"This is big for him because now he's starting to come into where he's well-trained and where he should be," Ruffing said, "and it's going to be big for him going into the fall for cross [country], and it's going to be real big to have all that training under his belt going into the [track] season next year.
"He's a great leader. He sets a great example for all of our guys of what it takes to get to this level and to be able to compete well," he said. "If any other athlete in our program wants to know 'what do I have to do to do my best and get to state and be All-Ohio?', all they have to do is look at Jason."
And a few other Tigers.
Willman's efforts came one day after the pole vaulting duo of junior Zach Gregg and freshman Cory Depinet each found their way to the podium.
Gregg captured second (15-0) and Depinet wound up sixth (13-0).
"For Cory, it worked out nice because your first concern was let's make some heights here. We wanted him to do well," Ruffing said.
"As soon as that was out of the way, it was time for Zach to start moving up the heights. It was good. He vaulted well right off the bat. Right off the bat he was flying way over the bar and clearing the bar easily," he said. "We knew right off the bat both of them were going to have a good day."
But not all of this year's Tigers will get to return.
Senior Kevin Moore will move on after running fifth in the 110 hurdles in 14.63. This year's time was big improvement over last year, when he ended sixth at state in 15.3.
In fact, this year's times as a whole were much better. Last year's winning time of 14.8 would have only finished sixth this year.
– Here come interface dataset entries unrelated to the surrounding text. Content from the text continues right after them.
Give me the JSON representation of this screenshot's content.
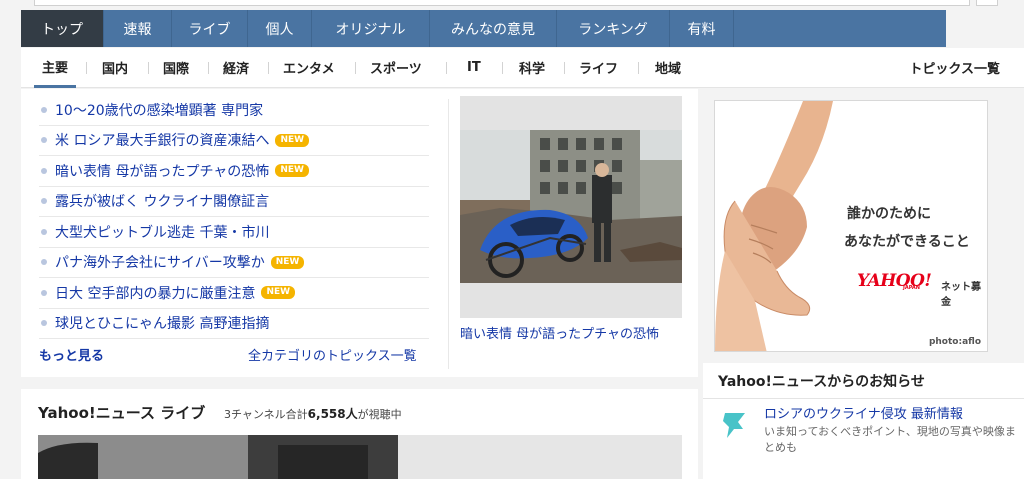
{
  "main_nav": {
    "tabs": [
      {
        "label": "トップ",
        "active": true
      },
      {
        "label": "速報"
      },
      {
        "label": "ライブ"
      },
      {
        "label": "個人"
      },
      {
        "label": "オリジナル"
      },
      {
        "label": "みんなの意見"
      },
      {
        "label": "ランキング"
      },
      {
        "label": "有料"
      }
    ]
  },
  "sub_nav": {
    "items": [
      {
        "label": "主要",
        "active": true
      },
      {
        "label": "国内"
      },
      {
        "label": "国際"
      },
      {
        "label": "経済"
      },
      {
        "label": "エンタメ"
      },
      {
        "label": "スポーツ"
      },
      {
        "label": "IT"
      },
      {
        "label": "科学"
      },
      {
        "label": "ライフ"
      },
      {
        "label": "地域"
      }
    ],
    "all_topics": "トピックス一覧"
  },
  "topics": {
    "headlines": [
      {
        "text": "10～20歳代の感染増顕著 専門家",
        "new": false
      },
      {
        "text": "米 ロシア最大手銀行の資産凍結へ",
        "new": true
      },
      {
        "text": "暗い表情 母が語ったプチャの恐怖",
        "new": true
      },
      {
        "text": "露兵が被ばく ウクライナ閣僚証言",
        "new": false
      },
      {
        "text": "大型犬ピットブル逃走 千葉・市川",
        "new": false
      },
      {
        "text": "パナ海外子会社にサイバー攻撃か",
        "new": true
      },
      {
        "text": "日大 空手部内の暴力に厳重注意",
        "new": true
      },
      {
        "text": "球児とひこにゃん撮影 高野連指摘",
        "new": false
      }
    ],
    "new_badge": "NEW",
    "more": "もっと見る",
    "all_categories": "全カテゴリのトピックス一覧",
    "photo_caption": "暗い表情 母が語ったプチャの恐怖"
  },
  "live": {
    "title": "Yahoo!ニュース ライブ",
    "viewers_prefix": "3チャンネル合計",
    "viewers_count": "6,558人",
    "viewers_suffix": "が視聴中"
  },
  "ad": {
    "line1": "誰かのために",
    "line2": "あなたができること",
    "logo": "YAHOO!",
    "logo_sub": "JAPAN",
    "service": "ネット募金",
    "credit": "photo:aflo"
  },
  "notice": {
    "heading": "Yahoo!ニュースからのお知らせ",
    "title": "ロシアのウクライナ侵攻 最新情報",
    "description": "いま知っておくべきポイント、現地の写真や映像まとめも"
  },
  "colors": {
    "nav_blue": "#4a74a2",
    "nav_active": "#333c45",
    "link": "#1538a6",
    "new_badge": "#f5b400",
    "yahoo_red": "#e60019"
  }
}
The place wasn't quite what he was aiming for, but Moore said the competition was anything but easy.
"I did better, but it's not what I wanted," he said.
"Everyone had good times, we all ran pretty good," Moore said.
But even those who won't return help set the tone, Ruffing said, with repeated trips to state bringing more and more expectations each year.
"It's nice, but it's also a lot of pressure. I wouldn't say a lot of pressure," he said, correcting himself, "but it takes hard work to get down here and when you have guys that are returning and you know it'll take another year of hard work, it's not like you can take a year and relax."
No, the relaxation comes on the podium, with a little added incentive.
Ruffing said he found out this year that coaches are allowed to present their athletes with their medals on the podium, so the Tigers who placed each got a little extra congratulations from a familiar face in front of the crowd.
"I think it's really nice. Our vaulter coach (Gary England) gave medals to our vaulters, our hurdler coach, Ed Phillips, gave Moore his for the hurdles, and then I gave Jason his for the two mile," Ruffing said.
"It's nice," he said. "Our coaches work very closely with those guys and want to see them do well, so it's nice after working so closely with them to be able to be close to them at the very end when they get what we've been working for."
Old Fort's Marcus Meyers also ran in the 1,600, finishing 15th (4:40.52).